VIDEO: A clip from Cavemen
Everyone knew it would be bad. But they went and made it anyway. Worse, in the weeks between March, when the preposterous pilot for Cavemen was announced, and October, when the show finally premiered, one kept reading mealy-mouthed pronouncements that Caveman was not 30 minutes of dumb-as-rocks dead air but a mordant metaphor for race relations in America. It was a buddy show. About a different-looking, discriminated-against minority who call themselves “maggers.”
It’s not even the idea that Cavemen (ABC, Tuesdays at 8 pm) is based on a 15-second car-insurance commercial that’s so galling. It’s more the phoniness and cynicism with which it was rolled out. Upon its initial limited screening, the pilot was met with howls of derision. So it was time to retool. The race thing was all but eliminated. The show’s setting, for whatever reason, was moved from Atlanta to San Diego. It was partly recast.
None of that helped. Cavemen is still terrible. Everything about it is bad. With their mangy beards, greasy wigs, and Joe Girardi brows, the leads — three cavemen sharing an apartment among evolved homo sapiens — look like grown-up versions of Cha-Ka from Land of the Lost. The acting is flat. The cinematography is bland and washed out.
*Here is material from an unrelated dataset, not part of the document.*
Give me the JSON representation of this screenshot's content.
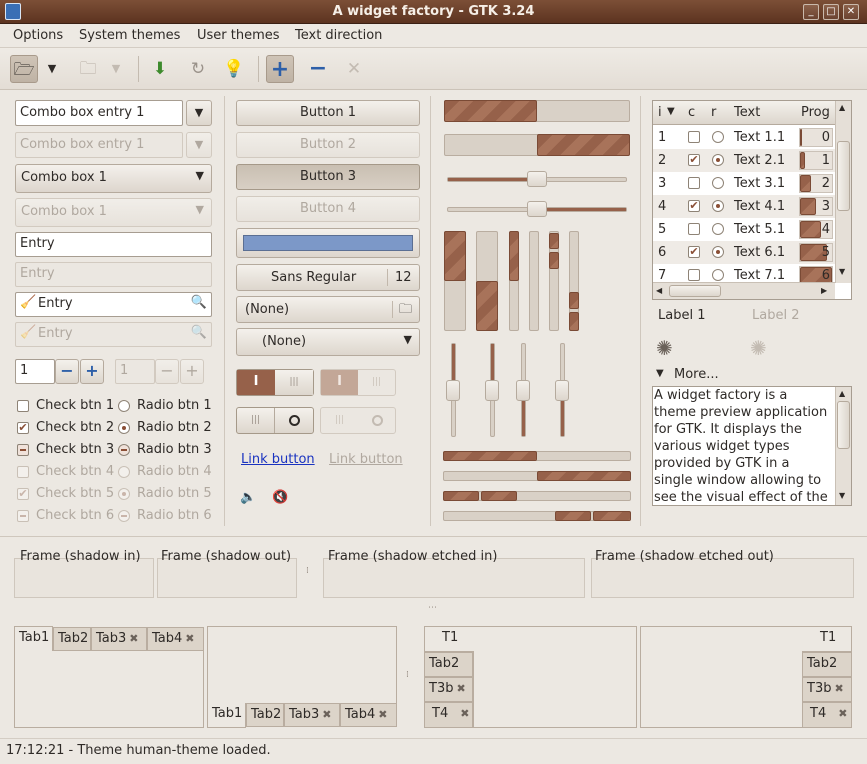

The writing? Formless and gormless, with nary a joke to be seen. Cavemen is just a bad sit-com. With cavemen. But worse.
Actually, there was one marginally humorous moment in episode four. The prickly Nick (Nick Kroll) is substitute-teaching for a day. He introduces himself to the class: “I can tell by your wide-eyed stares and slackened jaws that you’ve never been taught by a caveman before. So let’s go through the basics, shall we? Do I live in a cave? No. I live in a sweet-ass condo. Do I hunt and kill my own food? No. I shop in an organic grocery store and pay too much for heirloom tomatoes. Do I paint animals on walls? On occasion, when I’m drunk enough.”
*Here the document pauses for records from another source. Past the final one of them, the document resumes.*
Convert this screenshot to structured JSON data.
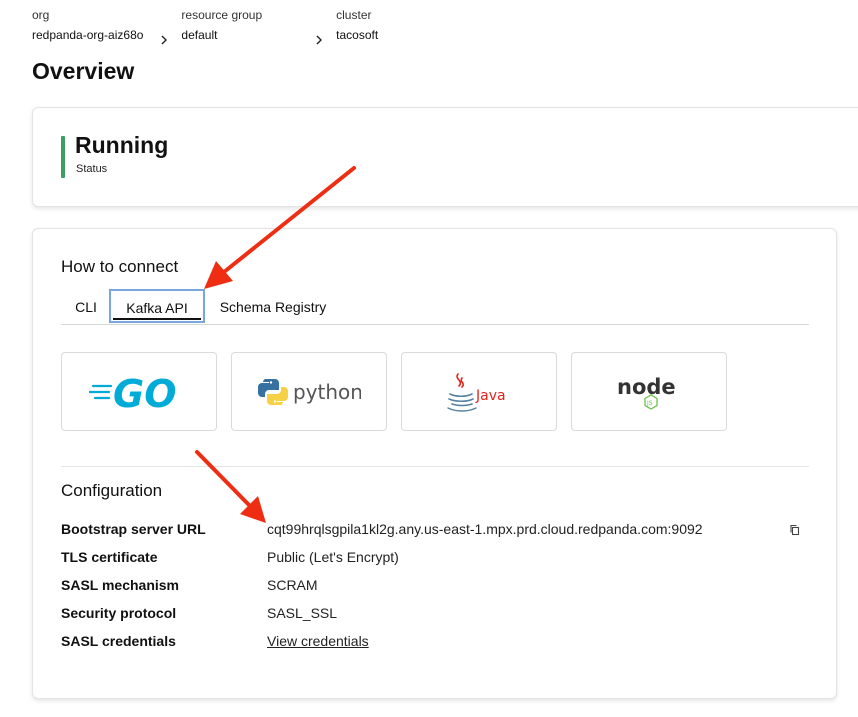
{
  "breadcrumb": [
    {
      "label": "org",
      "value": "redpanda-org-aiz68o"
    },
    {
      "label": "resource group",
      "value": "default"
    },
    {
      "label": "cluster",
      "value": "tacosoft"
    }
  ],
  "page_title": "Overview",
  "status": {
    "value": "Running",
    "label": "Status",
    "color": "#3e9e68"
  },
  "connect": {
    "title": "How to connect",
    "tabs": [
      "CLI",
      "Kafka API",
      "Schema Registry"
    ],
    "active_tab": "Kafka API",
    "languages": [
      {
        "name": "GO",
        "icon": "go-logo-icon"
      },
      {
        "name": "python",
        "icon": "python-logo-icon"
      },
      {
        "name": "Java",
        "icon": "java-logo-icon"
      },
      {
        "name": "node",
        "sub": "JS",
        "icon": "nodejs-logo-icon"
      }
    ]
  },
  "configuration": {
    "title": "Configuration",
    "rows": [
      {
        "key": "Bootstrap server URL",
        "value": "cqt99hrqlsgpila1kl2g.any.us-east-1.mpx.prd.cloud.redpanda.com:9092"
      },
      {
        "key": "TLS certificate",
        "value": "Public (Let's Encrypt)"
      },
      {
        "key": "SASL mechanism",
        "value": "SCRAM"
      },
      {
        "key": "Security protocol",
        "value": "SASL_SSL"
      },
      {
        "key": "SASL credentials",
        "value": "View credentials"
      }
    ]
  },
  "colors": {
    "annotation_arrow": "#ee2d12",
    "active_tab_outline": "#7aa6e0",
    "go_blue": "#00acd7",
    "java_red": "#e2231a"
  }
}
It’s not as if Neanderthals were inherently unfunny. Phil Hartman’s smarmy “Unfrozen Caveman Lawyer” was one of SNL’s best characters. TheFlintstones rocked. B.C. is an oasis on a dumbed-down comics page. Even Captain Caveman had his moments. And lest we forget, the original GEICO commercials were perfect for what they were, communicating more comedy with a few well-crafted lines, an indignant snort, and a withering stare than Cavemen’s entire run thus far. (At least, they were before too many ads ran the one-joke premise into the ground.)
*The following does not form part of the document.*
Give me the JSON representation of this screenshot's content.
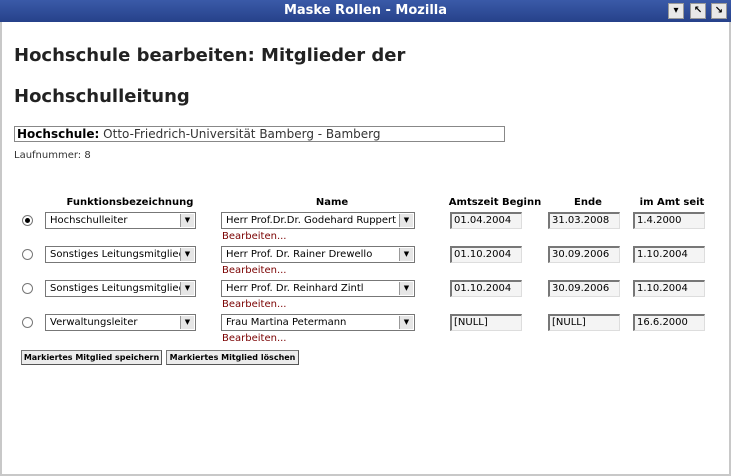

It was funny, for a fleeting second, to watch Nick beating the crap out the high school’s mascot — a lumbering Cro-Mag wielding a club the size of a tree — and learning later, to his horror, that the incident had been taped and uploaded to YouTube. But it was also then that I realized I’d rather be watching goofy home-video clips on-line than a show that cost millions of dollars to produce. A show that no one wanted to see in the first place.
The viewers, at least, are making sure that the producers realize this. Ratings are plummeting, and it will be a shock if the show lasts the season. But this outcome shouldn’t be any surprise. Even a caveman could’ve predicted it.